- On trade talks, Huntington said he's "no busier than we've been the last couple last weeks of July."
- On trading the pick obtained in the new Competitive Balance Lottery, Huntington said, "It's another asset for us. We've got a certain value on it. If we get that value, it's no different than a prospect in our system who we've played a value on. We're not looking to move it. It will be interesting to see how industry values it."
With the Pirates looking for their first interleague sweep in 11 years, GM Neal Huntington met with reporters before the game, including Rob Biertempfel of the Pittsburgh Tribune-Review (via Sulia).
- On signing first round draft choice Mark Appel, Huntington says "it's a challenging sign." Scott Boras is advising Appel and Biertempfel references other Boras clients who were tough signs but came to terms. Biertempfel thinks negotiations will heat up as the July 13 deadline approaches.
- Huntington was asked about dealing with Boras, "We've dealt with him a handful of times, both on the amateur market and on Major League free-agent market. He's ... There's a reason he's negotiated all the contracts he's negotiated. It, uh ... it is what it is."
- Huntington described the team's sales pitch to its draft picks, "We talk about who we are as an organization, the success that's coming through our deep and talented farm system and the role they can play in that. You throw the money at them and sometimes that's the final, and maybe only, deciding factor."
The Pirates were buyers at the July 31st trade deadline, acquiring Ryan Ludwick and Derrek Lee, but they haven't won a game this month. Here's the latest from Pittsburgh as the 54-59 Pirates look to post their first winning record since 1992...
- Pirates GM Neal Huntington must sign first overall draft pick Gerrit Cole by next week's deadline, Dejan Kovacevic of the Pittsburgh Tribune-Review writes.
- Kovacevic also says president Frank Coonelly should complete an extension for Huntington, whose contract expires after the season.
- Huntington told Michael Sanserino of the Pittsburgh Post-Gazette that the Pirates could solve their bullpen problems by calling up pitchers such as Tim Wood, Chris Leroux and Danny Moskos.
- Kovacevic points out that the Pirates' dropoff in starting pitching performances has contributed to the club's current ten game losing streak.
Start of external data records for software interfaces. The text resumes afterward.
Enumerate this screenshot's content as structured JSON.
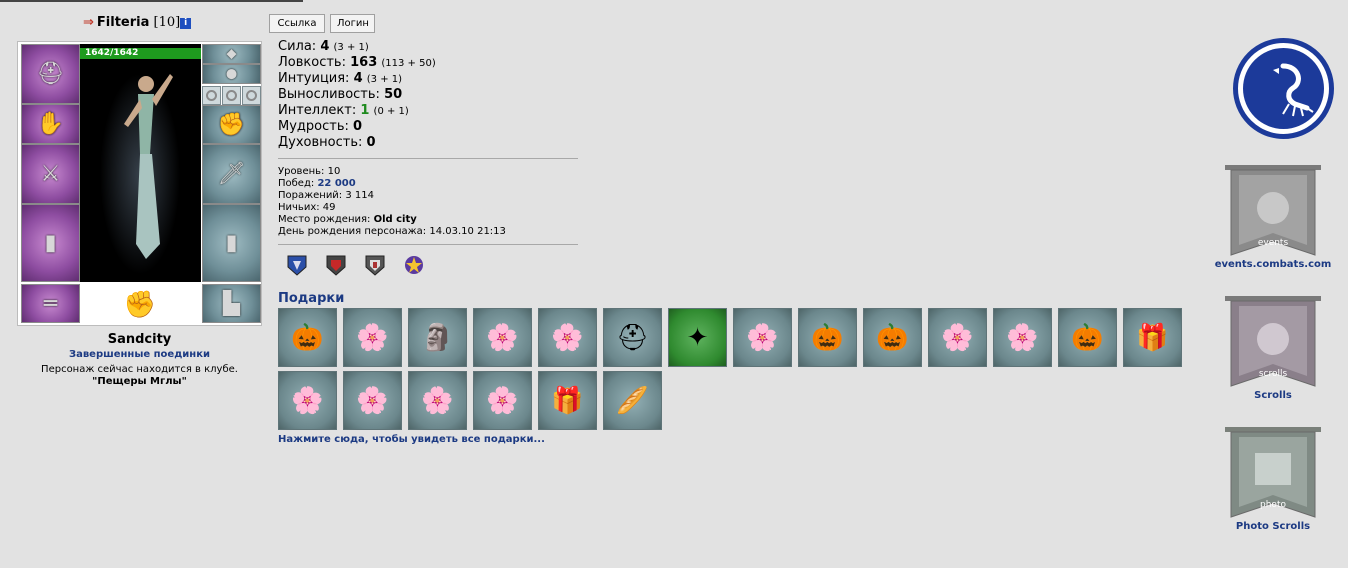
{
  "character": {
    "arrow": "⇒",
    "name": "Filteria",
    "level": "[10]",
    "info_icon": "i",
    "hp": "1642/1642",
    "city": "Sandcity",
    "finished_fights": "Завершенные поединки",
    "status_line": "Персонаж сейчас находится в клубе.",
    "location": "\"Пещеры Мглы\""
  },
  "buttons": {
    "link": "Ссылка",
    "login": "Логин"
  },
  "stats": [
    {
      "label": "Сила:",
      "value": "4",
      "detail": "(3 + 1)"
    },
    {
      "label": "Ловкость:",
      "value": "163",
      "detail": "(113 + 50)"
    },
    {
      "label": "Интуиция:",
      "value": "4",
      "detail": "(3 + 1)"
    },
    {
      "label": "Выносливость:",
      "value": "50",
      "detail": ""
    },
    {
      "label": "Интеллект:",
      "value": "1",
      "detail": "(0 + 1)"
    },
    {
      "label": "Мудрость:",
      "value": "0",
      "detail": ""
    },
    {
      "label": "Духовность:",
      "value": "0",
      "detail": ""
    }
  ],
  "info": {
    "level_label": "Уровень:",
    "level_value": "10",
    "wins_label": "Побед:",
    "wins_value": "22 000",
    "losses_label": "Поражений:",
    "losses_value": "3 114",
    "draws_label": "Ничьих:",
    "draws_value": "49",
    "birthplace_label": "Место рождения:",
    "birthplace_value": "Old city",
    "birthday_label": "День рождения персонажа:",
    "birthday_value": "14.03.10 21:13"
  },
  "gifts": {
    "title": "Подарки",
    "row1": [
      "pumpkin-gift",
      "flower-gift",
      "statue-gift",
      "flower-gift",
      "flower-gift",
      "helmet-gift",
      "banner-gift",
      "flower-gift",
      "pumpkin-gift",
      "pumpkin-gift",
      "flower-gift",
      "flower-gift",
      "pumpkin-gift",
      "toys-gift"
    ],
    "row2": [
      "flower-gift",
      "flower-gift",
      "flower-gift",
      "flower-gift",
      "toys-gift",
      "bread-gift"
    ],
    "see_all": "Нажмите сюда, чтобы увидеть все подарки..."
  },
  "sidebar": {
    "events_label": "events.combats.com",
    "events_banner_text": "events",
    "scrolls_label": "Scrolls",
    "scrolls_banner_text": "scrolls",
    "photo_label": "Photo Scrolls",
    "photo_banner_text": "photo"
  },
  "colors": {
    "accent_blue": "#1c3a83",
    "hp_green": "#1e9b1e",
    "background": "#e2e2e2"
  }
}
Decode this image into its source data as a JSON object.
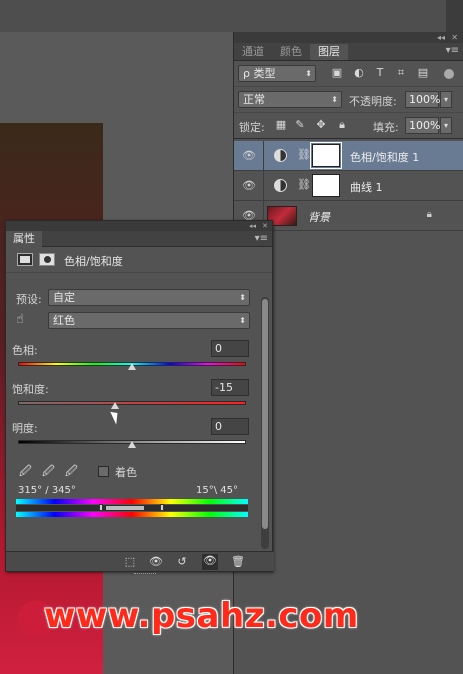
{
  "layers_panel": {
    "tabs": [
      {
        "label": "通道"
      },
      {
        "label": "颜色"
      },
      {
        "label": "图层"
      }
    ],
    "filter_type": "类型",
    "blend_mode": "正常",
    "opacity_label": "不透明度:",
    "opacity_value": "100%",
    "lock_label": "锁定:",
    "fill_label": "填充:",
    "fill_value": "100%",
    "layers": [
      {
        "name": "色相/饱和度 1",
        "selected": true,
        "visible": true
      },
      {
        "name": "曲线 1",
        "selected": false,
        "visible": true
      },
      {
        "name": "背景",
        "selected": false,
        "visible": true,
        "locked": true
      }
    ]
  },
  "properties_panel": {
    "tab_label": "属性",
    "adjustment_title": "色相/饱和度",
    "preset_label": "预设:",
    "preset_value": "自定",
    "channel_value": "红色",
    "hue": {
      "label": "色相:",
      "value": "0",
      "position": 0.5
    },
    "saturation": {
      "label": "饱和度:",
      "value": "-15",
      "position": 0.425
    },
    "lightness": {
      "label": "明度:",
      "value": "0",
      "position": 0.5
    },
    "colorize_label": "着色",
    "colorize_checked": false,
    "range_left": "315° / 345°",
    "range_right": "15°\\ 45°"
  },
  "watermark": "www.psahz.com",
  "colors": {
    "panel_bg": "#535353",
    "selected_layer": "#697a93",
    "watermark": "#ff2a1a"
  }
}
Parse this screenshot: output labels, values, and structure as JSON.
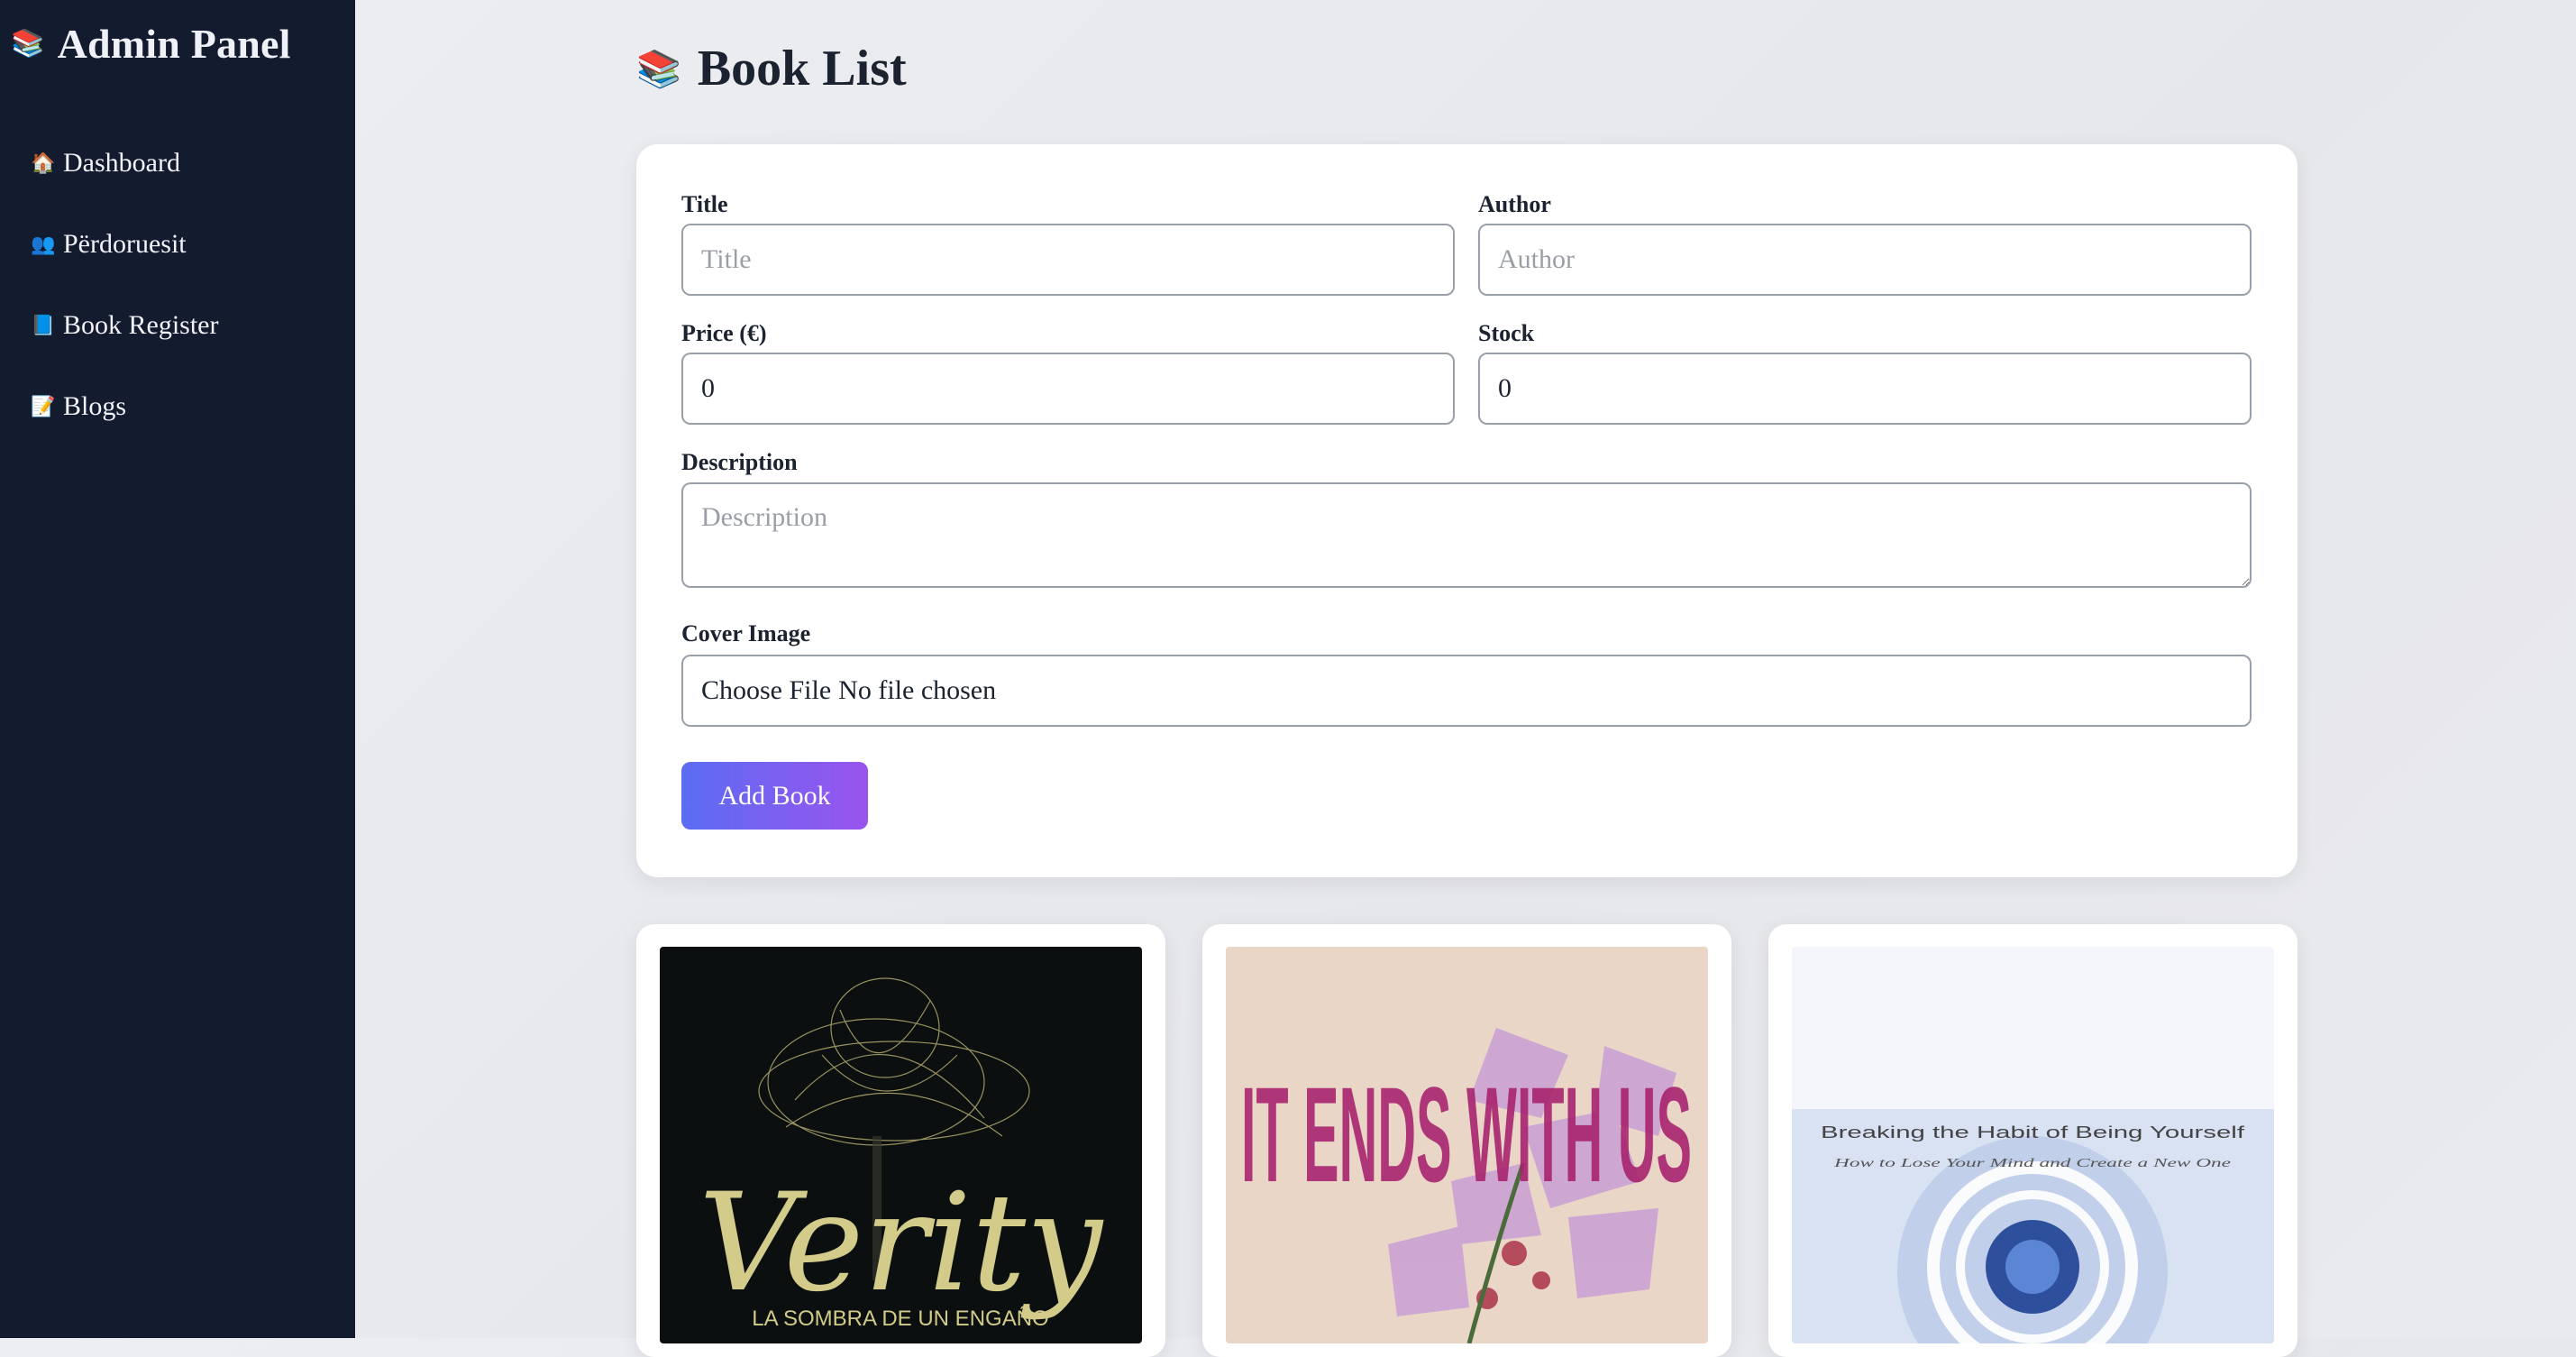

Paul Maholm agrees that the results have to improve. "It's on us," Maholm said. "We're the ones who go out there and pitch."
By now, I'm sure you've looked over our list of players that will be free agents after the 2011 season numerous times, but what about general managers? With some help from Cot's Baseball Contracts, here's the list of GMs without contracts for 2012...
- Andy MacPhail, Orioles - Technically, MacPhail isn't the GM, he's the president of baseball operations. He's still the guy calling the shots though. Last October we heard that he doesn't have any plans to approach owner Peter Angelos about a new deal before his current one expires.
- Neal Huntington, Pirates - Team president Frank Coonelly said he expects Huntington to be in Pittsburgh "for a long time" earlier this year.
- Walt Jocketty, Reds - Cincinnati is clearly a team on the rise, so it seems likely that ownership would want to bring Jocketty back after the season.
- Dave Dombrowski, Tigers - A few months ago we heard that the fates of Dombrowski and manager Jim Leyland could be a package deal based on the team's performance in 2011.
- Brian Cashman, Yankees - The third longest-tenured GM in the game would seem to be on rocky ground after being over-ruled by ownership on the Rafael Soriano signing, but we heard afterwards that he still has the "full backing" of the Steinbrenners.